Schiff Introduces Bill to Pay Tribute to “Go for Broke” Regiments

Bill honors Japanese-American World War II veterans

WASHINGTON, DC – Today, Rep. Adam Schiff introduced legislation to pay tribute to the Japanese-American 100th Infantry Battalion and 442nd Regimental Combat Team, commonly known as the “Go For Broke” regiments, for their dedicated service to our nation during World War II by awarding them the Congressional Gold Medal.  The Congressional Gold Medal is Congress’s highest civilian honor. 

“These men served with pride, courage and conviction, waging a war on two fronts – abroad against a forceful and oppressive fascism, and at home against the intolerance of racial injustice,” said Schiff.  “At a time when they could have easily turned their backs on a country which had seemingly turned its back on them, these men chose the nobler, bolder, and more difficult route.  It is long past due that Congress recognize their heroic efforts with Congress’s most prestigious award.”

The Go For Broke regiments earned several awards for their distinctive service in combat, including: 7 Presidential Unit Citations, 21 Medals of Honor, 29 Distinguished Service Crosses, 560 Silver Stars, 22 Legion of Merit Medals, 15 Soldier’s Medals, 4,000 Bronze Starts and over 4,000 Purple Hearts, among numerous additional distinctions. For their size and length of service, the 100th Infantry Battalion and the 442nd Regimental Combat Team were the most decorated U.S. military units of the war. However, these regiments have yet to be honored with a Congressional Gold Medal.

Last year as part of the Consolidated Security, Disaster Assistance, and Continuing Appropriations Act (H.R. 2638) Rep. Schiff secured $4 million for the construction of the Go For Broke National Education Center in Los Angles.
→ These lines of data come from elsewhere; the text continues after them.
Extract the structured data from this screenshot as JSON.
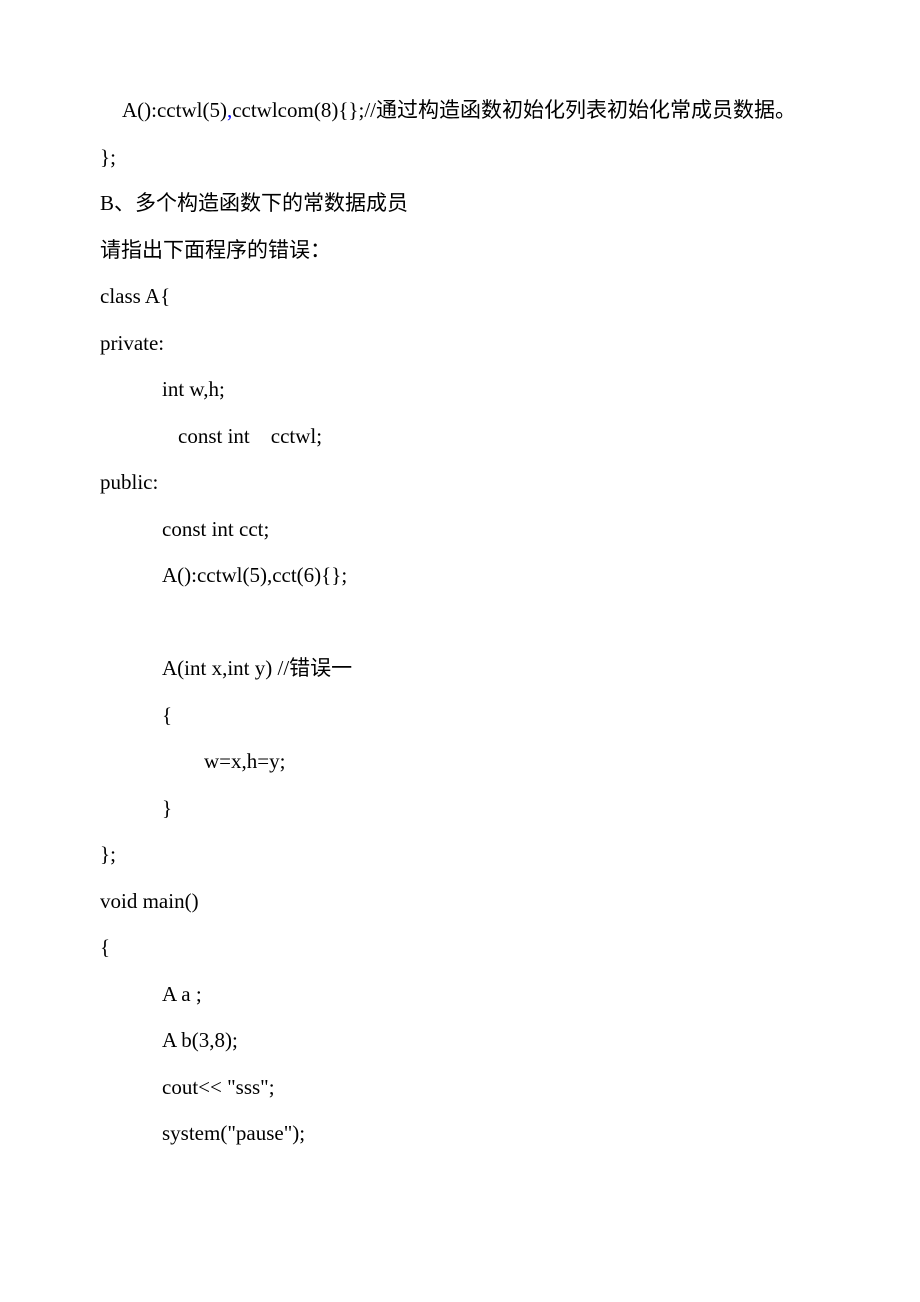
{
  "lines": {
    "l1a": "A():cctwl(5)",
    "l1b": ",",
    "l1c": "cctwlcom(8){};//通过构造函数初始化列表初始化常成员数据。",
    "l2": "};",
    "l3": "B、多个构造函数下的常数据成员",
    "l4": "请指出下面程序的错误：",
    "l5": "class A{",
    "l6": "private:",
    "l7": "int w,h;",
    "l8": "const int    cctwl;",
    "l9": "public:",
    "l10": "const int cct;",
    "l11": "A():cctwl(5),cct(6){};",
    "blank1": " ",
    "l12": "A(int x,int y) //错误一",
    "l13": "{",
    "l14": "w=x,h=y;",
    "l15": "}",
    "l16": "};",
    "l17": "void main()",
    "l18": "{",
    "l19": "A a ;",
    "l20": "A b(3,8);",
    "l21": "cout<< \"sss\";",
    "l22": "system(\"pause\");"
  }
}
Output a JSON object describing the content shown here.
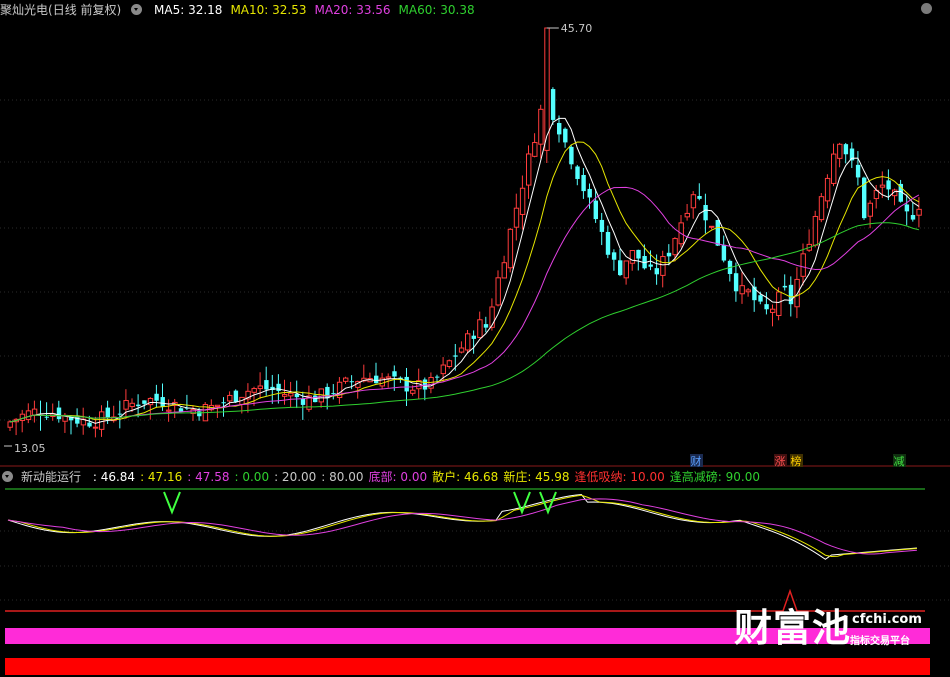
{
  "main_header": {
    "stock": "聚灿光电",
    "period": "(日线 前复权)",
    "ma": [
      {
        "label": "MA5: 32.18",
        "color": "#ffffff"
      },
      {
        "label": "MA10: 32.53",
        "color": "#e6e600"
      },
      {
        "label": "MA20: 33.56",
        "color": "#e040e0"
      },
      {
        "label": "MA60: 30.38",
        "color": "#2fd02f"
      }
    ]
  },
  "main_annotations": {
    "high_label": "45.70",
    "low_label": "13.05",
    "markers": [
      {
        "text": "财",
        "color": "#5aa0ff",
        "bg": "#1a2a50"
      },
      {
        "text": "涨",
        "color": "#ff5050",
        "bg": "#401010"
      },
      {
        "text": "榜",
        "color": "#ffd000",
        "bg": "#403000"
      },
      {
        "text": "减",
        "color": "#40e040",
        "bg": "#103010"
      }
    ]
  },
  "sub_header": {
    "name": "新动能运行",
    "items": [
      {
        "label": ": 46.84",
        "color": "#ffffff"
      },
      {
        "label": ": 47.16",
        "color": "#e6e600"
      },
      {
        "label": ": 47.58",
        "color": "#e040e0"
      },
      {
        "label": ": 0.00",
        "color": "#2fd02f"
      },
      {
        "label": ": 20.00",
        "color": "#c8c8c8"
      },
      {
        "label": ": 80.00",
        "color": "#c8c8c8"
      },
      {
        "label": "底部: 0.00",
        "color": "#e040e0"
      },
      {
        "label": "散户: 46.68",
        "color": "#e6e600"
      },
      {
        "label": "新庄: 45.98",
        "color": "#e6e600"
      },
      {
        "label": "逢低吸纳: 10.00",
        "color": "#ff3030"
      },
      {
        "label": "逢高减磅: 90.00",
        "color": "#2fd02f"
      }
    ]
  },
  "watermark": {
    "big": "财富池",
    "url": "cfchi.com",
    "sub": "指标交易平台"
  },
  "colors": {
    "up": "#ff3c3c",
    "down": "#54ffff",
    "ma5": "#ffffff",
    "ma10": "#e6e600",
    "ma20": "#e040e0",
    "ma60": "#2fd02f",
    "grid": "#2a2a2a",
    "separator": "#b02020"
  },
  "chart_data": {
    "type": "candlestick",
    "price_range": [
      13.05,
      45.7
    ],
    "candles": []
  }
}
The Go For Broke National Education Center will serve the roughly 16,000 Go For Broke veterans and their families by documenting their oral histories, providing volunteer veterans at the Go For Broke Monument in Los Angeles, and by conducting teacher training so this history can properly make its way into classrooms and teachers’ lesson plans.